┌──
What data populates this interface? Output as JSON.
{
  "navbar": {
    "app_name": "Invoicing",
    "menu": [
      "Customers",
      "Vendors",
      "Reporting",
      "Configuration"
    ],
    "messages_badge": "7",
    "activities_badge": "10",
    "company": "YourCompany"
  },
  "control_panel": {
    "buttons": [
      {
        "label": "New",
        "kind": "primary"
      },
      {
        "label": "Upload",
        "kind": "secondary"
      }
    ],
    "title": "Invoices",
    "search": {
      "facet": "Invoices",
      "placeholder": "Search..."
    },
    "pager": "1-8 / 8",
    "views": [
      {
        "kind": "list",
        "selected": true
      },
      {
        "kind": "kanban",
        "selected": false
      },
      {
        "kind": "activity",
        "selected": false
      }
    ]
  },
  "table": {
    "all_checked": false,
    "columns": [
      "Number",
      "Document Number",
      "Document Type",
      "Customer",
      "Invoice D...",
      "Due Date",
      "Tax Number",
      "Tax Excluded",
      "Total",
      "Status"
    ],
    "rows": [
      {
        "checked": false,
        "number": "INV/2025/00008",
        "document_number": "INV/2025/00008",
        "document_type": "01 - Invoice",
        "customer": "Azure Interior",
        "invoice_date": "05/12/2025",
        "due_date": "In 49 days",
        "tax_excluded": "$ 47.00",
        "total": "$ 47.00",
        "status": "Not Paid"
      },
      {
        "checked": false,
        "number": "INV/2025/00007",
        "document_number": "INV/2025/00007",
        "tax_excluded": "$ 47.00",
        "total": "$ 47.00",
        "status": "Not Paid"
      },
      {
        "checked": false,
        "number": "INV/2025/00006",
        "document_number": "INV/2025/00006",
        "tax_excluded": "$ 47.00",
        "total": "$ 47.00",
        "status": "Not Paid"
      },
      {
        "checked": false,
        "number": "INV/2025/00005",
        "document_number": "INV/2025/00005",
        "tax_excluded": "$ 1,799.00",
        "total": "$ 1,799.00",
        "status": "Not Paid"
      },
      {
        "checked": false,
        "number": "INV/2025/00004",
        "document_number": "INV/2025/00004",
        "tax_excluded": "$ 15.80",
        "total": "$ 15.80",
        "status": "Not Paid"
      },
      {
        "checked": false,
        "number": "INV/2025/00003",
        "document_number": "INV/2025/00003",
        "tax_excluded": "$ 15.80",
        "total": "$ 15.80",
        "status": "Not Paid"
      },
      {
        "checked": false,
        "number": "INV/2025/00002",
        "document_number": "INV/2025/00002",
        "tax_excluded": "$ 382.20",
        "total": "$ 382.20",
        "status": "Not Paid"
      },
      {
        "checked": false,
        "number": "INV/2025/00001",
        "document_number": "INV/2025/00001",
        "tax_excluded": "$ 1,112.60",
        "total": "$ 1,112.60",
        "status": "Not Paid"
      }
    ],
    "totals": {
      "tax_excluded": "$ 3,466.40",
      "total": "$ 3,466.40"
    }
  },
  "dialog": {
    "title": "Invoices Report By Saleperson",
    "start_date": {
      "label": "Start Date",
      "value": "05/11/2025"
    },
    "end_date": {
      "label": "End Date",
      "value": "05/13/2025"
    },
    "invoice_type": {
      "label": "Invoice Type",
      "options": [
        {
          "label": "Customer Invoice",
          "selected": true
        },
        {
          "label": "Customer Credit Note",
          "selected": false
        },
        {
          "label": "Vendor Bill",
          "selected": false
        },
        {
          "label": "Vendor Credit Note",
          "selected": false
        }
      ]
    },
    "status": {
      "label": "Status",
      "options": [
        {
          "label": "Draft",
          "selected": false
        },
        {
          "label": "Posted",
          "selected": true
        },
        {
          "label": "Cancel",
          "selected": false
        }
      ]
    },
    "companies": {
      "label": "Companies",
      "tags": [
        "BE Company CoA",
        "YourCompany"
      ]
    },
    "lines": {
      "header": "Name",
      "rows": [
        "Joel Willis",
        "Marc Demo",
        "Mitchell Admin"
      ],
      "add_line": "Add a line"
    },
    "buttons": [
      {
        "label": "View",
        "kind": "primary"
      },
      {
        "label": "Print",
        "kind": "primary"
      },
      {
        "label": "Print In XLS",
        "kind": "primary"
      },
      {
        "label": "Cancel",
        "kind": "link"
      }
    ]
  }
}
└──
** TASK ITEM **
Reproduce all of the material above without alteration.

** RESULT OF THE TASK **
What data populates this interface? Output as JSON.
{
  "navbar": {
    "app_name": "Invoicing",
    "menu": [
      "Customers",
      "Vendors",
      "Reporting",
      "Configuration"
    ],
    "messages_badge": "7",
    "activities_badge": "10",
    "company": "YourCompany"
  },
  "control_panel": {
    "buttons": [
      {
        "label": "New",
        "kind": "primary"
      },
      {
        "label": "Upload",
        "kind": "secondary"
      }
    ],
    "title": "Invoices",
    "search": {
      "facet": "Invoices",
      "placeholder": "Search..."
    },
    "pager": "1-8 / 8",
    "views": [
      {
        "kind": "list",
        "selected": true
      },
      {
        "kind": "kanban",
        "selected": false
      },
      {
        "kind": "activity",
        "selected": false
      }
    ]
  },
  "table": {
    "all_checked": false,
    "columns": [
      "Number",
      "Document Number",
      "Document Type",
      "Customer",
      "Invoice D...",
      "Due Date",
      "Tax Number",
      "Tax Excluded",
      "Total",
      "Status"
    ],
    "rows": [
      {
        "checked": false,
        "number": "INV/2025/00008",
        "document_number": "INV/2025/00008",
        "document_type": "01 - Invoice",
        "customer": "Azure Interior",
        "invoice_date": "05/12/2025",
        "due_date": "In 49 days",
        "tax_excluded": "$ 47.00",
        "total": "$ 47.00",
        "status": "Not Paid"
      },
      {
        "checked": false,
        "number": "INV/2025/00007",
        "document_number": "INV/2025/00007",
        "tax_excluded": "$ 47.00",
        "total": "$ 47.00",
        "status": "Not Paid"
      },
      {
        "checked": false,
        "number": "INV/2025/00006",
        "document_number": "INV/2025/00006",
        "tax_excluded": "$ 47.00",
        "total": "$ 47.00",
        "status": "Not Paid"
      },
      {
        "checked": false,
        "number": "INV/2025/00005",
        "document_number": "INV/2025/00005",
        "tax_excluded": "$ 1,799.00",
        "total": "$ 1,799.00",
        "status": "Not Paid"
      },
      {
        "checked": false,
        "number": "INV/2025/00004",
        "document_number": "INV/2025/00004",
        "tax_excluded": "$ 15.80",
        "total": "$ 15.80",
        "status": "Not Paid"
      },
      {
        "checked": false,
        "number": "INV/2025/00003",
        "document_number": "INV/2025/00003",
        "tax_excluded": "$ 15.80",
        "total": "$ 15.80",
        "status": "Not Paid"
      },
      {
        "checked": false,
        "number": "INV/2025/00002",
        "document_number": "INV/2025/00002",
        "tax_excluded": "$ 382.20",
        "total": "$ 382.20",
        "status": "Not Paid"
      },
      {
        "checked": false,
        "number": "INV/2025/00001",
        "document_number": "INV/2025/00001",
        "tax_excluded": "$ 1,112.60",
        "total": "$ 1,112.60",
        "status": "Not Paid"
      }
    ],
    "totals": {
      "tax_excluded": "$ 3,466.40",
      "total": "$ 3,466.40"
    }
  },
  "dialog": {
    "title": "Invoices Report By Saleperson",
    "start_date": {
      "label": "Start Date",
      "value": "05/11/2025"
    },
    "end_date": {
      "label": "End Date",
      "value": "05/13/2025"
    },
    "invoice_type": {
      "label": "Invoice Type",
      "options": [
        {
          "label": "Customer Invoice",
          "selected": true
        },
        {
          "label": "Customer Credit Note",
          "selected": false
        },
        {
          "label": "Vendor Bill",
          "selected": false
        },
        {
          "label": "Vendor Credit Note",
          "selected": false
        }
      ]
    },
    "status": {
      "label": "Status",
      "options": [
        {
          "label": "Draft",
          "selected": false
        },
        {
          "label": "Posted",
          "selected": true
        },
        {
          "label": "Cancel",
          "selected": false
        }
      ]
    },
    "companies": {
      "label": "Companies",
      "tags": [
        "BE Company CoA",
        "YourCompany"
      ]
    },
    "lines": {
      "header": "Name",
      "rows": [
        "Joel Willis",
        "Marc Demo",
        "Mitchell Admin"
      ],
      "add_line": "Add a line"
    },
    "buttons": [
      {
        "label": "View",
        "kind": "primary"
      },
      {
        "label": "Print",
        "kind": "primary"
      },
      {
        "label": "Print In XLS",
        "kind": "primary"
      },
      {
        "label": "Cancel",
        "kind": "link"
      }
    ]
  }
}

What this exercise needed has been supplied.